April 25th, 2012

self detonation

Kiss Me Sleeping Beauty. (45)

Burn Me Deadly by Alex Bledsoe.

Horde of gold & jewels,
O Smaug the Magnificent!
To bribe crooked cops.
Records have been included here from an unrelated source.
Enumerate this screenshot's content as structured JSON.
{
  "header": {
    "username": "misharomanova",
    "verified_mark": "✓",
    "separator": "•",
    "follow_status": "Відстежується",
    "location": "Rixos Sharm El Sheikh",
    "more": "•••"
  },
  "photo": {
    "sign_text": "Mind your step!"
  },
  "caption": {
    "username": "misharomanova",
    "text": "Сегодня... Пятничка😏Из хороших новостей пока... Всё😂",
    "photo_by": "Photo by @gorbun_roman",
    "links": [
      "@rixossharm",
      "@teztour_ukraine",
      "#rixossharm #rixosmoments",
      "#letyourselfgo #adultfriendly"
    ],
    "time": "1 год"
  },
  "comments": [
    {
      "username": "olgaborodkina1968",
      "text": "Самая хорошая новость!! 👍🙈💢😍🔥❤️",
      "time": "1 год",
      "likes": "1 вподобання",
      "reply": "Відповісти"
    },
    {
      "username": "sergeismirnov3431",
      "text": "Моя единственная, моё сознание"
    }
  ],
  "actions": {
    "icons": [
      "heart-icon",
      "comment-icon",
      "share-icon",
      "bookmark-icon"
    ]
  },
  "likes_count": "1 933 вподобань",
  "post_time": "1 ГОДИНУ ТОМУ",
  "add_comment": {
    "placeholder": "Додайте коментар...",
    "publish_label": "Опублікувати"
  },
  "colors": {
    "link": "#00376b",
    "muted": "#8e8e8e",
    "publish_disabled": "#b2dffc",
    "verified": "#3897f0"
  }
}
Another Eddie LaCrosse book, & I think I might pick up the next one in the series now, too. These are just fun & smart; just good pulpy fun. The premise still stands pat as the central conceit: Eddie LaCrosse is a streetsmart gumshoe in a fantasy world. He's a flatfoot with a sword, Phillip Marlowe in chainmail. One of the charms of this second volume is that once again Bledsoe manages to get you to doubt the tropes & assumptions of the genre; by playing the skeptical detective to the hilt, the fantasy conventions are called into question. Is there really magic, or just a bunch of unscrupulous charlatans taking a bunch of rubes in with sleight of hand & placebos? In the case of this book, the eponymous "burns" refer to them big old worms we call dragons. Sure that cultist has a dragon skull, but is that just a dinosaur fossil or something? Or like a crocodile skull? Could be, Eddie! I'm charmed by the dragons in the mythological record; Glaurung & Scatha both have a Tolkien pedigree, & Vermithrax? From Dragonslayer? Really? I'm surprised Chrysophylax Dives from Farmer Giles of Ham wasn't one of them. Alex Bledsoe is a smart writer who isn't winging it; his novel is coherent from start to finish, & the clues in the front half make sense when viewed through the prism of the reveal-- excluding red herrings, but he doesn't leave stray seafood lying around either; he'll shut down a misdirect before it goes too far. & thankfully, Eddie LaCrosse isn't a moron; when you the reader figure something out, it is a smart bet that our hero has puzzled it out as well; the hamfisted dramatic irony that could plague this sort of book is absent. These are honestly what they say on the tin: both a gritty fantasy novel setting & a film noir private eye protagonist.